[[ Task inputs open ]]

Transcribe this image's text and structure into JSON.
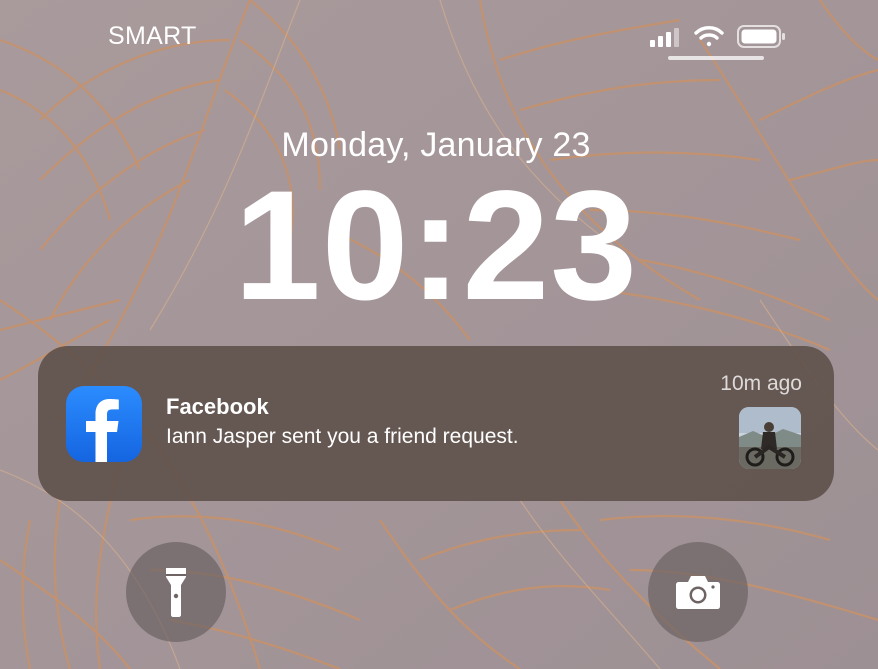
{
  "status_bar": {
    "carrier": "SMART",
    "icons": [
      "cellular-signal-icon",
      "wifi-icon",
      "battery-icon"
    ]
  },
  "lock_screen": {
    "date": "Monday, January 23",
    "time": "10:23"
  },
  "notification": {
    "app_name": "Facebook",
    "app_icon": "facebook-icon",
    "message": "Iann Jasper sent you a friend request.",
    "timestamp": "10m ago",
    "thumbnail": "profile-photo-thumbnail"
  },
  "quick_actions": {
    "flashlight_icon": "flashlight-icon",
    "camera_icon": "camera-icon"
  },
  "colors": {
    "wallpaper_base": "#a39598",
    "leaf_line": "#c8926a",
    "facebook_blue": "#1877f2",
    "notification_bg": "#5c4e48"
  }
}
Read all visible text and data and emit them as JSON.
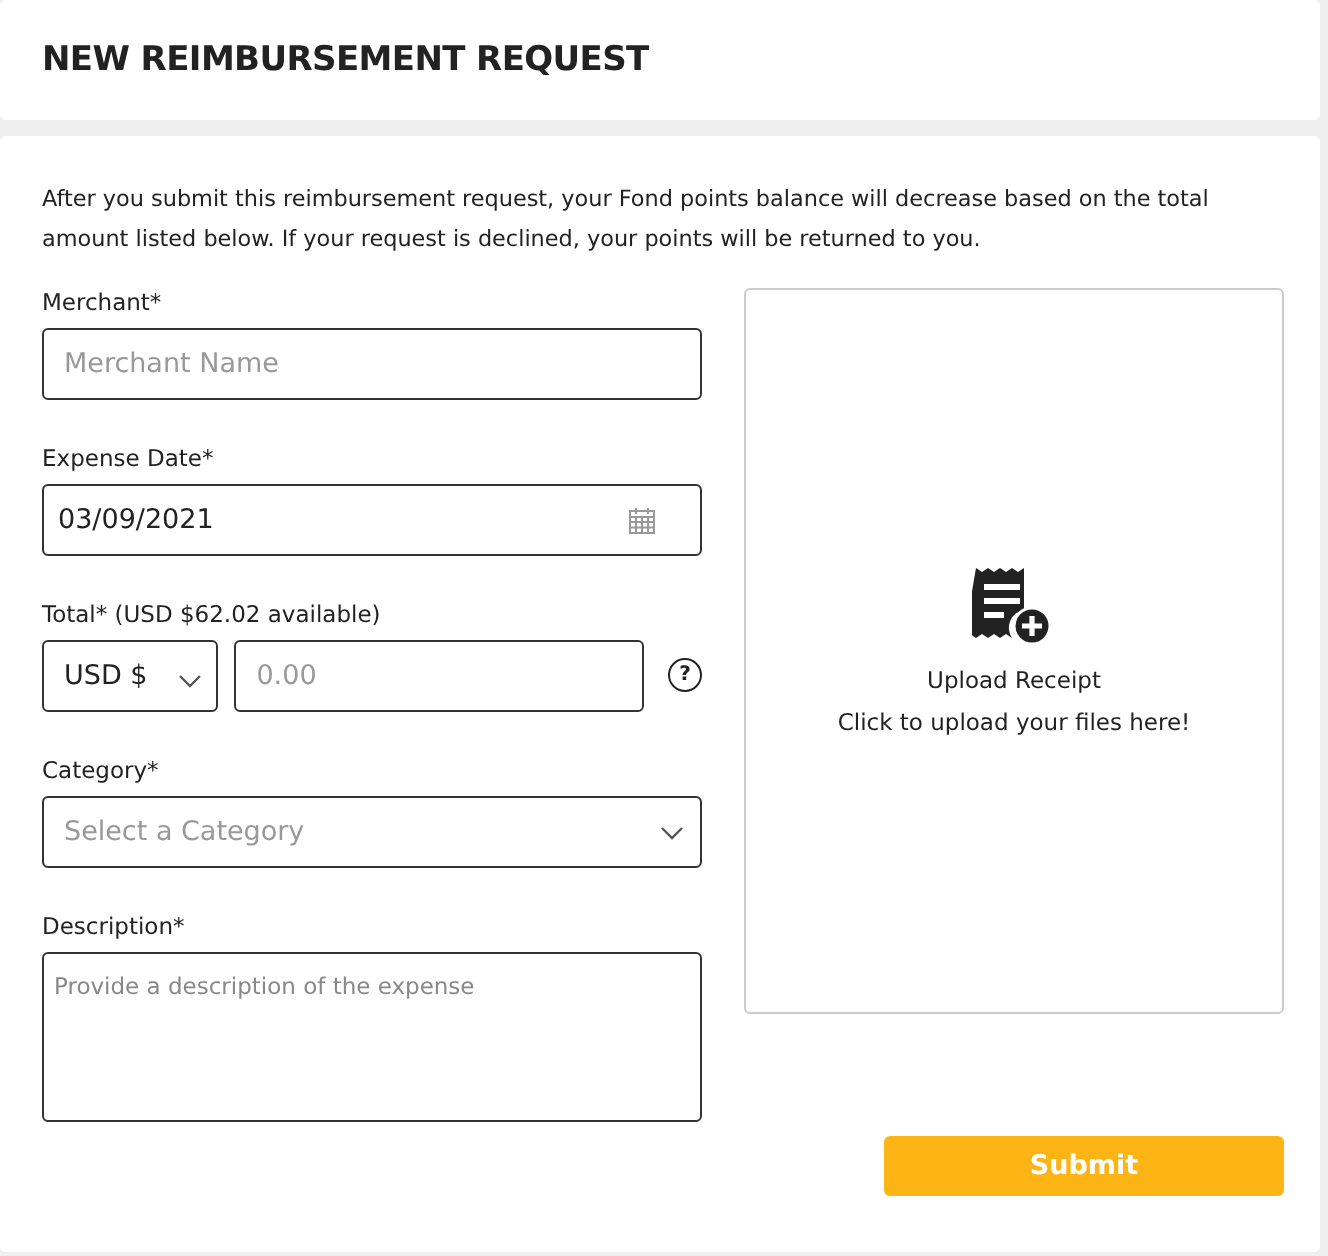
{
  "header": {
    "title": "NEW REIMBURSEMENT REQUEST"
  },
  "intro": "After you submit this reimbursement request, your Fond points balance will decrease based on the total amount listed below. If your request is declined, your points will be returned to you.",
  "merchant": {
    "label": "Merchant*",
    "placeholder": "Merchant Name"
  },
  "expense_date": {
    "label": "Expense Date*",
    "value": "03/09/2021"
  },
  "total": {
    "label": "Total* (USD $62.02 available)",
    "currency": "USD $",
    "placeholder": "0.00",
    "help": "?"
  },
  "category": {
    "label": "Category*",
    "placeholder": "Select a Category"
  },
  "description": {
    "label": "Description*",
    "placeholder": "Provide a description of the expense"
  },
  "upload": {
    "title": "Upload Receipt",
    "hint": "Click to upload your files here!"
  },
  "submit": "Submit"
}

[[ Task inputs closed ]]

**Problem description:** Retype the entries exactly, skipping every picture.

**Final answer:**
Transcribe this image's text and structure into JSON.
{
  "status_bar": {
    "carrier": "SMART",
    "icons": [
      "cellular-signal-icon",
      "wifi-icon",
      "battery-icon"
    ]
  },
  "lock_screen": {
    "date": "Monday, January 23",
    "time": "10:23"
  },
  "notification": {
    "app_name": "Facebook",
    "app_icon": "facebook-icon",
    "message": "Iann Jasper sent you a friend request.",
    "timestamp": "10m ago",
    "thumbnail": "profile-photo-thumbnail"
  },
  "quick_actions": {
    "flashlight_icon": "flashlight-icon",
    "camera_icon": "camera-icon"
  },
  "colors": {
    "wallpaper_base": "#a39598",
    "leaf_line": "#c8926a",
    "facebook_blue": "#1877f2",
    "notification_bg": "#5c4e48"
  }
}
Read all visible text and data and emit them as JSON.
{
  "header": {
    "title": "NEW REIMBURSEMENT REQUEST"
  },
  "intro": "After you submit this reimbursement request, your Fond points balance will decrease based on the total amount listed below. If your request is declined, your points will be returned to you.",
  "merchant": {
    "label": "Merchant*",
    "placeholder": "Merchant Name"
  },
  "expense_date": {
    "label": "Expense Date*",
    "value": "03/09/2021"
  },
  "total": {
    "label": "Total* (USD $62.02 available)",
    "currency": "USD $",
    "placeholder": "0.00",
    "help": "?"
  },
  "category": {
    "label": "Category*",
    "placeholder": "Select a Category"
  },
  "description": {
    "label": "Description*",
    "placeholder": "Provide a description of the expense"
  },
  "upload": {
    "title": "Upload Receipt",
    "hint": "Click to upload your files here!"
  },
  "submit": "Submit"
}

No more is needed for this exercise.